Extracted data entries
%%

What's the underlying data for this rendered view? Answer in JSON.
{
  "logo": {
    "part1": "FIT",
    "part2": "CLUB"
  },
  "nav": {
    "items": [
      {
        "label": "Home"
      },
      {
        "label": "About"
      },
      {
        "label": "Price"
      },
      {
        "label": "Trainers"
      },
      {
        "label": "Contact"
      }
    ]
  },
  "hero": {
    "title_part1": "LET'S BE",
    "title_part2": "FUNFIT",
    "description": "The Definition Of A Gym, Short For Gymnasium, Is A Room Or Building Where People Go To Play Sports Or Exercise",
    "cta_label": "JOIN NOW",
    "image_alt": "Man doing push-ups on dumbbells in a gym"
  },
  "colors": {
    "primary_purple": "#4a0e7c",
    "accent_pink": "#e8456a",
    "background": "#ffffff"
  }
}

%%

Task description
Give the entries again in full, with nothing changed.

Exercise result
What's the underlying data for this rendered view? Answer in JSON.
{
  "logo": {
    "part1": "FIT",
    "part2": "CLUB"
  },
  "nav": {
    "items": [
      {
        "label": "Home"
      },
      {
        "label": "About"
      },
      {
        "label": "Price"
      },
      {
        "label": "Trainers"
      },
      {
        "label": "Contact"
      }
    ]
  },
  "hero": {
    "title_part1": "LET'S BE",
    "title_part2": "FUNFIT",
    "description": "The Definition Of A Gym, Short For Gymnasium, Is A Room Or Building Where People Go To Play Sports Or Exercise",
    "cta_label": "JOIN NOW",
    "image_alt": "Man doing push-ups on dumbbells in a gym"
  },
  "colors": {
    "primary_purple": "#4a0e7c",
    "accent_pink": "#e8456a",
    "background": "#ffffff"
  }
}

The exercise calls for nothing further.